For those of us who don’t write full time, our “real” jobs can occasionally be a curse. Just when I was really starting to roll on some projects and when the ideas for more were flying around me like pollen in the New Orleans spring, major roadblocks were thrown up at my work. I teach at a small university in New Orleans, and this morning I came in to find a 70 page proposal on my desk for a research project. I’m chair of the committee that reviews such projects and I have two days to read and respond to this one. In those same two days, however, I need to grade essays from one class, administer a test for a colleague, administer two tests for myself, grade those two tests and one that I gave last week, develop a test for a class next week, and serve as acting departmental chairperson while our regular chair is at a conference. This is in addition to the usual run of letters, studies, student questions, and the regular doses of academic bullshit.

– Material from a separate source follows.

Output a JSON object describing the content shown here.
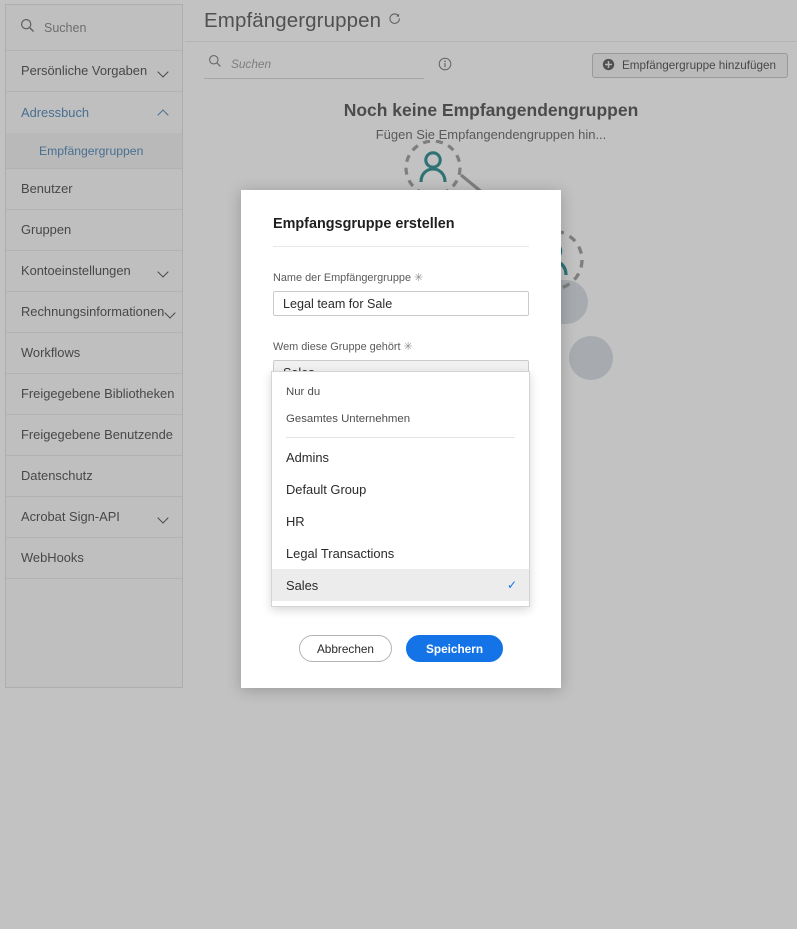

How can I keep writing in the face of these hurdles? Well, I can’t do much, at all. But I can do some things. I quickly jot down any new ideas and save them to a file for later evaluation, and I will make myself go home this evening and finish at least one decent paragraph on a writing project--no matter how tired I am. I’ve found that finishing at least one paragraph a day can help me keep up the momentum on a writing task. And, completed paragraphs inevitably lead to completed pages, and completed pages to completed stories/essays/books. Sometimes all you can hope for is to just make progress.